- The liberals are sour as a result of the overwhelming success of Islamists in the first two phases of the elections. Some have accused the majority of Egyptians of being backward and ignorant for giving their votes to the Islamists. A few have suggested that Egypt is not yet ready for democracy, and that some of the population should not be allowed to vote.

- This Friday, an obscure coalition called for a demonstration in Tahrir square to signal the end of hostility between the revolutionaries, who have been demonstrating in Tahrir against the Supreme Council of the Armed Forces (SCAF), and those who have been demonstrating recently in another part of town, Abbasiya square, in support of SCAF. Only a handful of people showed up, much to the embarrassment of those who issued the call. Major revolutionary groups, such as the 6th of April movement and the Union of Revolutionary Youth, boycotted the demonstration, announcing that there could be no compromise with the counter-revolution, and that those who issued the call represent no one but themselves.

- Pope Shenouda III, Patriarch of the Coptic Orthodox Church, invited representatives of all political forces to attend the Church’s Christmas celebration next week. A significant number of his followers objected and announced that they will perform a sit-in at the Coptic Cathedral in Cairo to prevent Salafis and representatives of the army from attending, by force if necessary. They argue that those responsible for burning churches (a reference to Salafis) and those who killed Coptic demonstraters in Cairo a few months ago (SCAF) are not welcome in the church. There has been a growing and, some say, irreparable schism inside the Church between an active young revolutionary generation and the older leadership. Of all major social forces in Egypt, the Coptic Orthodox Church remained loyal to Mubarak until the end, and it instructed its members not to participate in the January-February 2011 demonstrations. The Salafis, on their part, declined the invitation, saying they could not participate in such a non-Islamic celebration.

- A breakaway Salafi group announced the formation of a committee for the prevention of vice and promotion of virtue, a kind of an informal religious police modeled on a similar group active in Saudi Arabia since the 1940s The committee, made up of young volunteers who would go around asking people to observe the Islamic code in the street: women should be veiled, alcohol should not be sold and a strict separation of men and women in public should be strictly enforced, etc. They claimed they were part of the Salafi Nour party, which collected the second largest number of votes in the first two phases of the elections. The party, together with the Muslim Brothers and al-Azhar, denounced the group.
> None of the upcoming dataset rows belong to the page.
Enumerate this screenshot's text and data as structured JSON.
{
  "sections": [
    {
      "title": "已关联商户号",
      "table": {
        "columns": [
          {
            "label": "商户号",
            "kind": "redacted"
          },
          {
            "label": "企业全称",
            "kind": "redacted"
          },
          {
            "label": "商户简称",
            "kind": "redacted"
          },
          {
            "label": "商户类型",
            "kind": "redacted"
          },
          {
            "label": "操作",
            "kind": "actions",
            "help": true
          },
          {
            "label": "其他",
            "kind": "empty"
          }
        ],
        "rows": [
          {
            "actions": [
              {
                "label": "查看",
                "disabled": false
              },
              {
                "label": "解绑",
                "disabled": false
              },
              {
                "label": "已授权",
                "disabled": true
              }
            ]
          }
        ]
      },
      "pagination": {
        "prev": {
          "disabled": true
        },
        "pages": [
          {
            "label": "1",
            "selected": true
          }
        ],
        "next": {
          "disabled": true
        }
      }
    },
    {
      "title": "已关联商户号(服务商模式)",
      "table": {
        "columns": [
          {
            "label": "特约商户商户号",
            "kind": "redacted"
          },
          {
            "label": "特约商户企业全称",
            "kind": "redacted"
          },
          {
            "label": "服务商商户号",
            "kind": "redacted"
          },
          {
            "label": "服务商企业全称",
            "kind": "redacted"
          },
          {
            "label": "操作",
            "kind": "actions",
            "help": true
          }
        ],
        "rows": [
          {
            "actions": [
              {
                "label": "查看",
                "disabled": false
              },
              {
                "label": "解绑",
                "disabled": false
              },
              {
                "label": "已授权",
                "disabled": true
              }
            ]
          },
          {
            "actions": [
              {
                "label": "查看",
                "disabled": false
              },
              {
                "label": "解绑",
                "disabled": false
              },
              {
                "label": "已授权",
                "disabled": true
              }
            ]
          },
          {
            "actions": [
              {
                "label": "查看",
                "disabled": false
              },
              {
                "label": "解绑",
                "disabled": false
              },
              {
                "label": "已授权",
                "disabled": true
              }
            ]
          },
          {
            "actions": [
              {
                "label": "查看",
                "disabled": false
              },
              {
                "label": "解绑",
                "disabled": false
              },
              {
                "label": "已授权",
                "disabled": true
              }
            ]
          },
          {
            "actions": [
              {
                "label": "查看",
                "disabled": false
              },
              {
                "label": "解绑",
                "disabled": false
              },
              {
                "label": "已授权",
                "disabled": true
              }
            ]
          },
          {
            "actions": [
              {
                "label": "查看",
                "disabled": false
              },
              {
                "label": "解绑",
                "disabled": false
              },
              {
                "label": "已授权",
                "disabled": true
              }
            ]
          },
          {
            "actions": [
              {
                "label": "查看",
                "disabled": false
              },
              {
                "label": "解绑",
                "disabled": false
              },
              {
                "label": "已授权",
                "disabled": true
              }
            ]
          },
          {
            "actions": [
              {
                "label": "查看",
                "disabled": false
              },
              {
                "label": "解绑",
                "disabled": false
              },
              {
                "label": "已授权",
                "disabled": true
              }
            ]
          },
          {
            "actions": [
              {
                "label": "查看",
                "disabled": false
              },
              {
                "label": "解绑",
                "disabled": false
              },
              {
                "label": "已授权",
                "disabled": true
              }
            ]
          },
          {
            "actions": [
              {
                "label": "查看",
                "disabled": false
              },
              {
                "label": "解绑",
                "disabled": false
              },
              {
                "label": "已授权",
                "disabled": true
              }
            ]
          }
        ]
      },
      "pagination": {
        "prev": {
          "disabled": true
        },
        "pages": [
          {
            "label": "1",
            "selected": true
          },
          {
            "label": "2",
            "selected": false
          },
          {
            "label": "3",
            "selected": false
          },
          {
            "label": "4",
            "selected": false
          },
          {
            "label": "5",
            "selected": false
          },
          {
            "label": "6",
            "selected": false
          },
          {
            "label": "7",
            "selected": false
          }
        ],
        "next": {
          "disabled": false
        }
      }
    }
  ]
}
Its Facebook page was hacked by other Islamists, and there was a general outcry in society. The founders of the group took to the offensive, allegedly resigning from the Nour party and accusing its official spokesperson of being an agent for the state security service.

There are many other examples. Conflict, and not mere competition, is in the air: between Islamists and liberals, Muslims and Copts, among Copts, among Islamists, between generations, men and women, old regime and revolutionaries, army and people, even inside the army: I was told by a retired army officer that the top brass of the army are so keen to hand over power mainly because of their fear that the officers and the rank and file would violently turn against them if they don’t. Egyptians are angry and are in no mood for compromise. There is a failure of communication everywhere and the values of tolerance and peaceful, rational dialogue, essential in any pluralist system, are buried deep beneath long years of authoritarianism and misrule. However, one should not jump to the conclusion that pluralism does or does not have a chance to flourish in Egypt. This is a more complex story, one to which I wish to return in a future postcard.

In the meantime, please keep your questions coming.